October 19

Luke 10:21-24, 38-11:13, 27-12:21; Matthew 11:25-30

Something Luke wrote made me laugh out loud this morning. He tells us Jesus was invited to dinner at the home of a Pharisee. It must have been quite a home because it seems there were many people attending this dinner. Jesus began eating without washing his hands first (a huge no-no according to the Law of Moses). Seeing that the Pharisee was appalled at his actions, Jesus began to point out the hypocrisy in the Pharisees. He called them foolish, and told them their good deeds were worthless because of their hearts’ condition. Not exactly the dinner conversation I am sure the Pharisee expected when he invited his friends to dine with Jesus that day.

While Jesus was saying, “Woe to you, Pharisees” for one thing and another, a teacher of the law leaned over and whispered to him. Probably with a wink he said something like, “Um, Jesus? When you say those things about the Pharisees, you’re kinda insulting us, too.”

So Jesus turned from the Pharisees and said to the faculty sitting there, “And you experts of the law, (now here’s where I laughed because the professor is no doubt expecting an apology and absolution) WOE TO YOU!!!” And Jesus goes on to list the grievances against the intellectuals at the dinner. Jesus is NOT making friends here!

Why do you serve God? Why do I? Is it so that people will pat us on the back? Are we active in the church, do we go the extra mile thinking it will cover up a sin we are holding on to? Do we pray those flowery prayers, sit on those boards or teach those Sunday School lessons while we harbor hate toward someone?

Jesus doesn’t want us to neglect the work of the church. He wants us to tithe, to teach those classes, to sit with a grieving friend or take soup to a struggling family. But he wants us doing those things for the right reasons.

It can’t be about us. It has to be about being God’s voice, his arms and feet. It has to be about allowing God to reveal himself through us to someone who needs him. If we do it hoping someone will notice and give us an atta-boy, we are just like the Pharisees and teachers of the law Jesus talked to that day.

And Jesus says, Woe to you! 

I’d much rather hear, “Well done, good and faithful servant” from the only one who really matters.
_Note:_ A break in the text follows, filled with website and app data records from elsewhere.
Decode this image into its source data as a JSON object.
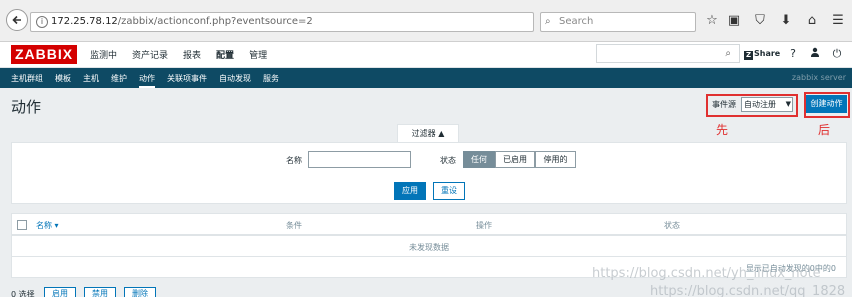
{
  "browser": {
    "url_host": "172.25.78.12",
    "url_path": "/zabbix/actionconf.php?eventsource=2",
    "search_placeholder": "Search"
  },
  "header": {
    "logo": "ZABBIX",
    "menu": [
      "监测中",
      "资产记录",
      "报表",
      "配置",
      "管理"
    ],
    "share_label": "Share",
    "help_label": "?"
  },
  "subnav": {
    "items": [
      "主机群组",
      "模板",
      "主机",
      "维护",
      "动作",
      "关联项事件",
      "自动发现",
      "服务"
    ],
    "server": "zabbix server"
  },
  "page": {
    "title": "动作",
    "event_source_label": "事件源",
    "event_source_value": "自动注册",
    "create_button": "创建动作",
    "annotation_first": "先",
    "annotation_after": "后"
  },
  "filter": {
    "tab_label": "过滤器",
    "name_label": "名称",
    "name_value": "",
    "status_label": "状态",
    "status_options": [
      "任何",
      "已启用",
      "停用的"
    ],
    "apply": "应用",
    "reset": "重设"
  },
  "table": {
    "columns": [
      "名称 ▾",
      "条件",
      "操作",
      "状态"
    ],
    "empty_text": "未发现数据",
    "paging_text": "显示已自动发现的0中的0"
  },
  "bottom": {
    "selected_count": "0 选择",
    "buttons": [
      "启用",
      "禁用",
      "删除"
    ]
  },
  "watermark": {
    "line1": "https://blog.csdn.net/yh_linux_note",
    "line2": "https://blog.csdn.net/qq_1828"
  }
}
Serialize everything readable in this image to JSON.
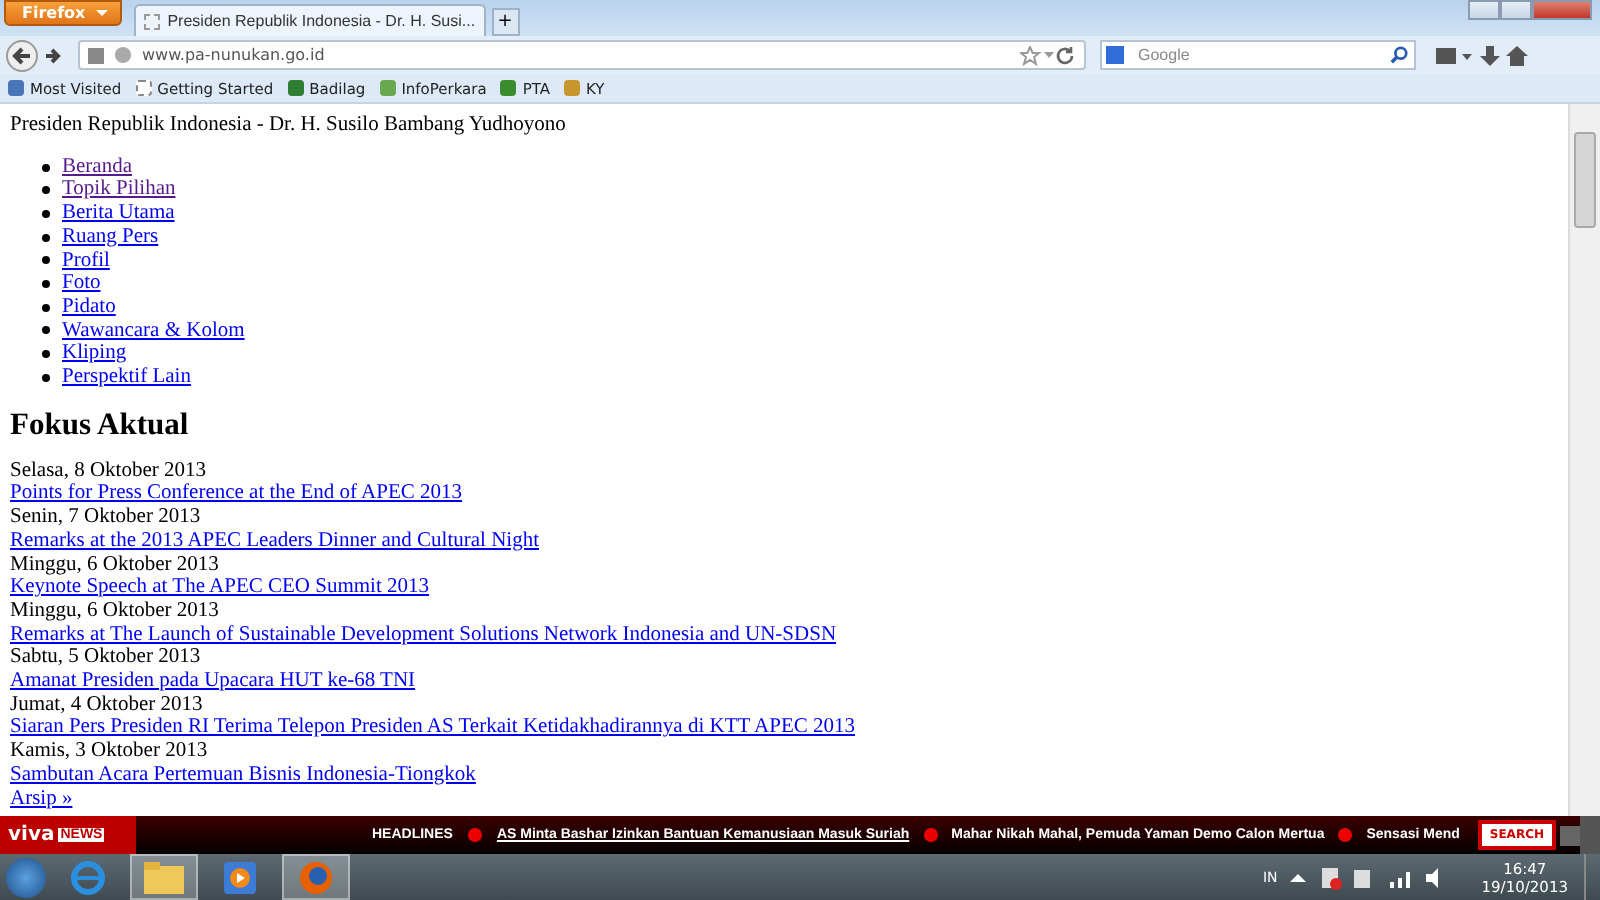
{
  "browser": {
    "menu_button": "Firefox",
    "tab": {
      "title": "Presiden Republik Indonesia - Dr. H. Susi...",
      "selected": true
    },
    "new_tab": "+",
    "address": "www.pa-nunukan.go.id",
    "search": {
      "placeholder": "Google"
    },
    "bookmarks": [
      "Most Visited",
      "Getting Started",
      "Badilag",
      "InfoPerkara",
      "PTA",
      "KY"
    ]
  },
  "page": {
    "site_title": "Presiden Republik Indonesia - Dr. H. Susilo Bambang Yudhoyono",
    "nav": [
      {
        "label": "Beranda",
        "visited": true
      },
      {
        "label": "Topik Pilihan",
        "visited": true
      },
      {
        "label": "Berita Utama",
        "visited": false
      },
      {
        "label": "Ruang Pers",
        "visited": false
      },
      {
        "label": "Profil",
        "visited": false
      },
      {
        "label": "Foto",
        "visited": false
      },
      {
        "label": "Pidato",
        "visited": false
      },
      {
        "label": "Wawancara & Kolom",
        "visited": false
      },
      {
        "label": "Kliping",
        "visited": false
      },
      {
        "label": "Perspektif Lain",
        "visited": false
      }
    ],
    "heading": "Fokus Aktual",
    "entries": [
      {
        "date": "Selasa, 8 Oktober 2013",
        "title": "Points for Press Conference at the End of APEC 2013"
      },
      {
        "date": "Senin, 7 Oktober 2013",
        "title": "Remarks at the 2013 APEC Leaders Dinner and Cultural Night"
      },
      {
        "date": "Minggu, 6 Oktober 2013",
        "title": "Keynote Speech at The APEC CEO Summit 2013"
      },
      {
        "date": "Minggu, 6 Oktober 2013",
        "title": "Remarks at The Launch of Sustainable Development Solutions Network Indonesia and UN-SDSN"
      },
      {
        "date": "Sabtu, 5 Oktober 2013",
        "title": "Amanat Presiden pada Upacara HUT ke-68 TNI"
      },
      {
        "date": "Jumat, 4 Oktober 2013",
        "title": "Siaran Pers Presiden RI Terima Telepon Presiden AS Terkait Ketidakhadirannya di KTT APEC 2013"
      },
      {
        "date": "Kamis, 3 Oktober 2013",
        "title": "Sambutan Acara Pertemuan Bisnis Indonesia-Tiongkok"
      }
    ],
    "archive": "Arsip »"
  },
  "ticker": {
    "logo_viva": "viva",
    "logo_news": "NEWS",
    "label": "HEADLINES",
    "headlines": [
      "AS Minta Bashar Izinkan Bantuan Kemanusiaan Masuk Suriah",
      "Mahar Nikah Mahal, Pemuda Yaman Demo Calon Mertua",
      "Sensasi Mend"
    ],
    "search": "SEARCH"
  },
  "taskbar": {
    "language": "IN",
    "time": "16:47",
    "date": "19/10/2013"
  }
}
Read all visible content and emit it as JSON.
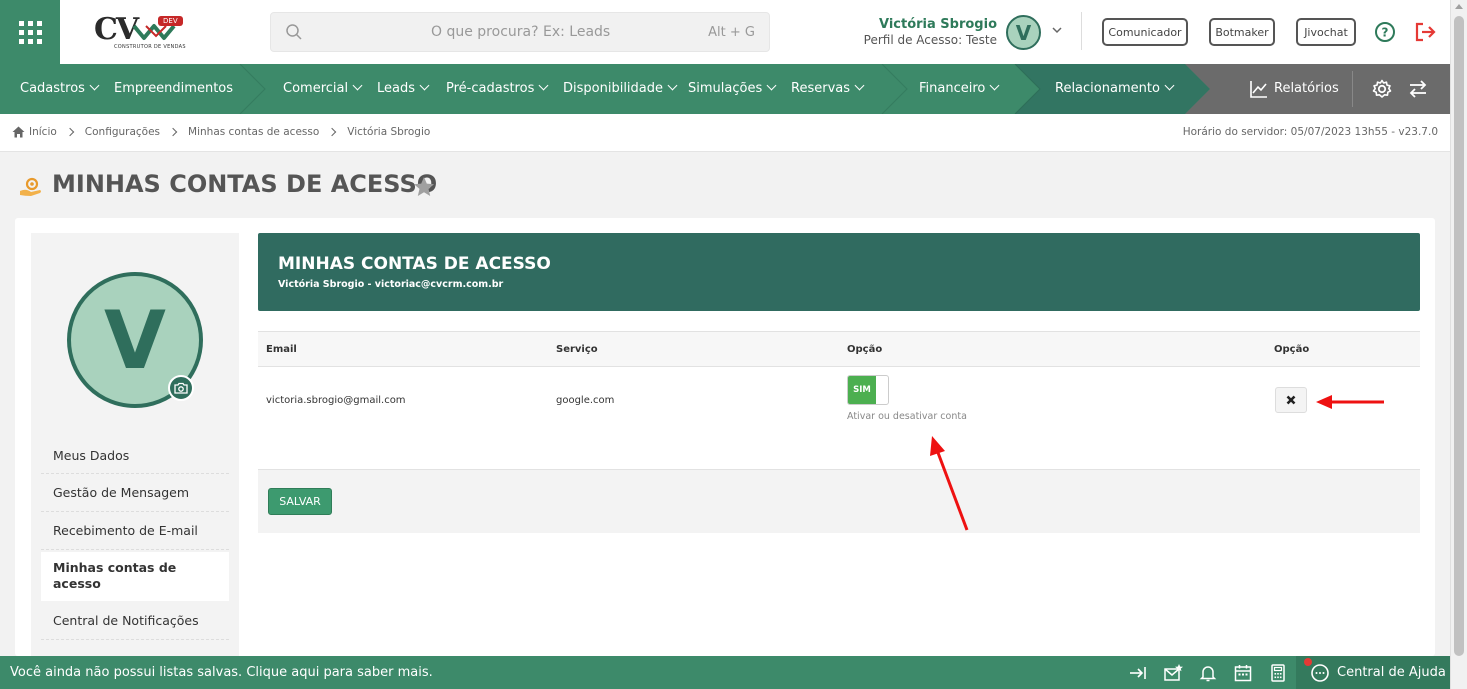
{
  "header": {
    "logo_text": "CV",
    "logo_badge": "DEV",
    "logo_subtitle": "CONSTRUTOR DE VENDAS",
    "search_placeholder": "O que procura? Ex: Leads",
    "search_shortcut": "Alt + G",
    "user_name": "Victória Sbrogio",
    "user_role": "Perfil de Acesso: Teste",
    "user_initial": "V",
    "buttons": [
      "Comunicador",
      "Botmaker",
      "Jivochat"
    ]
  },
  "nav": {
    "items": [
      {
        "label": "Cadastros",
        "caret": true
      },
      {
        "label": "Empreendimentos",
        "caret": false
      },
      {
        "label": "Comercial",
        "caret": true
      },
      {
        "label": "Leads",
        "caret": true
      },
      {
        "label": "Pré-cadastros",
        "caret": true
      },
      {
        "label": "Disponibilidade",
        "caret": true
      },
      {
        "label": "Simulações",
        "caret": true
      },
      {
        "label": "Reservas",
        "caret": true
      },
      {
        "label": "Financeiro",
        "caret": true
      },
      {
        "label": "Relacionamento",
        "caret": true
      },
      {
        "label": "Relatórios",
        "caret": false
      }
    ],
    "colors": {
      "green": "#3d8a6a",
      "dark": "#2f6e5c",
      "gray": "#6b6b6b"
    }
  },
  "breadcrumb": {
    "items": [
      "Início",
      "Configurações",
      "Minhas contas de acesso",
      "Victória Sbrogio"
    ],
    "server_time": "Horário do servidor: 05/07/2023 13h55 - v23.7.0"
  },
  "page": {
    "title": "MINHAS CONTAS DE ACESSO"
  },
  "sidebar": {
    "avatar_initial": "V",
    "items": [
      {
        "label": "Meus Dados",
        "active": false
      },
      {
        "label": "Gestão de Mensagem",
        "active": false
      },
      {
        "label": "Recebimento de E-mail",
        "active": false
      },
      {
        "label": "Minhas contas de acesso",
        "active": true
      },
      {
        "label": "Central de Notificações",
        "active": false
      }
    ]
  },
  "panel": {
    "title": "MINHAS CONTAS DE ACESSO",
    "subtitle": "Victória Sbrogio - victoriac@cvcrm.com.br",
    "columns": [
      "Email",
      "Serviço",
      "Opção",
      "Opção"
    ],
    "rows": [
      {
        "email": "victoria.sbrogio@gmail.com",
        "service": "google.com",
        "toggle_label": "SIM",
        "toggle_hint": "Ativar ou desativar conta"
      }
    ],
    "save_label": "SALVAR"
  },
  "bottom": {
    "message": "Você ainda não possui listas salvas. Clique aqui para saber mais.",
    "help_center": "Central de Ajuda"
  }
}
Father God, I pray that you will convict each of us when our motives begin to shift away from serving you to drawing attention to ourselves. May you find us willing to work hard quietly, unnoticeably, even anonymously so that you get all the glory. May we be your voice to encourage someone today, your arms to hold a hurting friend, your feet to go where someone needs you. And may we be obedient for Jesus sake.